Imagine me at 15… I am in the depths of my love for all things gothy (nothing has really changed); I am an endless source of black lace, dark makeup, and teenage melodrama. I am delighted to be attending a small fairy convention outside my hometown, surrounded by beautiful rolling hills leading into the mountains that are a feature of Central Pennsylvania. Late summer breezes ripple the grass creating a perfect place for hobbits and pastel-colored fairies to flit. But of course, I must play to my own darker aesthetic, introducing myself as the “Stinging Nettle Fairy, because all flowers deserve a fairy.” (Thank you, Terry Pratchett!)

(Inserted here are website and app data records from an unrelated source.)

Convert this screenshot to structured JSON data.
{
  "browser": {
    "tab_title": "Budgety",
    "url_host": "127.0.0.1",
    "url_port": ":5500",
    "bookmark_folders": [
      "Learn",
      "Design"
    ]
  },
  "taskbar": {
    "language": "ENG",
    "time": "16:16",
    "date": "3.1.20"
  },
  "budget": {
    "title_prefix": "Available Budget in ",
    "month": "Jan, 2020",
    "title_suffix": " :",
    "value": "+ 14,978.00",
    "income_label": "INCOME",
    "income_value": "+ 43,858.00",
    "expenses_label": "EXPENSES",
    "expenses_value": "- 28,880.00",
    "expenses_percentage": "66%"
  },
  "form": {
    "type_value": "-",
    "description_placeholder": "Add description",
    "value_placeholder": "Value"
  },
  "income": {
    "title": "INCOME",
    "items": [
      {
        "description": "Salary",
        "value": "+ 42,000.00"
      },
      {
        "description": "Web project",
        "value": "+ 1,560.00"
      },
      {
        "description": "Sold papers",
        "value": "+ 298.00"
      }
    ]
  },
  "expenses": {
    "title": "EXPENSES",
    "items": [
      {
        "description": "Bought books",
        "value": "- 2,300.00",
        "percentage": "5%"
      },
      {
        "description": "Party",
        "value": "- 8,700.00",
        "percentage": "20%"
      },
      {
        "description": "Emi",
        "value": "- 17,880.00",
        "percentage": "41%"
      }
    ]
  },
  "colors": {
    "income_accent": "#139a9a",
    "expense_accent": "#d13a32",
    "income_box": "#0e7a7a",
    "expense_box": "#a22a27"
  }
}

The only other thing besides myself that is out of place in this golden lit valley is the astounding number of friendly flies. This summer happened to have an invasion of tent caterpillars and so to cut down on the numbers the Park Service released the caterpillars’ natural enemy, “friendly flies”… a fuck-ton of them. “Friendly flies” so called because although they don’t bite, they love to land on people. So people are constantly brushing away these huge, fat, black flies.
However… I lied. There is one more thing more out of place than me: a well-intentioned Fundamentalist preacher who attended the event to do puppet shows. These are puppet shows that have a moral lesson telling us how we were all going to hell for dressing up and having fun. He and I each had a innate understanding that we were at totally different ends of the philosophical spectrum, so we had warily eyed each other throughout the event. I decide to attend the last of his shows that afternoon.
I sit on a oversized toadstool watching his show with a solid unblinking gaze that Wednesday Addams would approve of. I refuse to do so much as twitch as the flies begin to land and settle on my black trench-coat and black lace dress. I am angry with him. I had been enjoying coming to an event that celebrated the strange and unusual, and here is this judgmental, moralizing man telling us we are wrong for celabrating. I turn on him the full force of my glare. He seems nervous as he looks over to see me sitting rigid-straight and still as a statue, as the flies continue to land on me. As he comes to the end of his show, nervously stumbling over his dialog, he glances at me again. With perfect theatrical timing, I rise. With the deep-red sun setting behind me, I become a horror movie come to life as thousands of large black flies take wing and rise in a cloud around me.
I am reasonably sure I made him wet himself.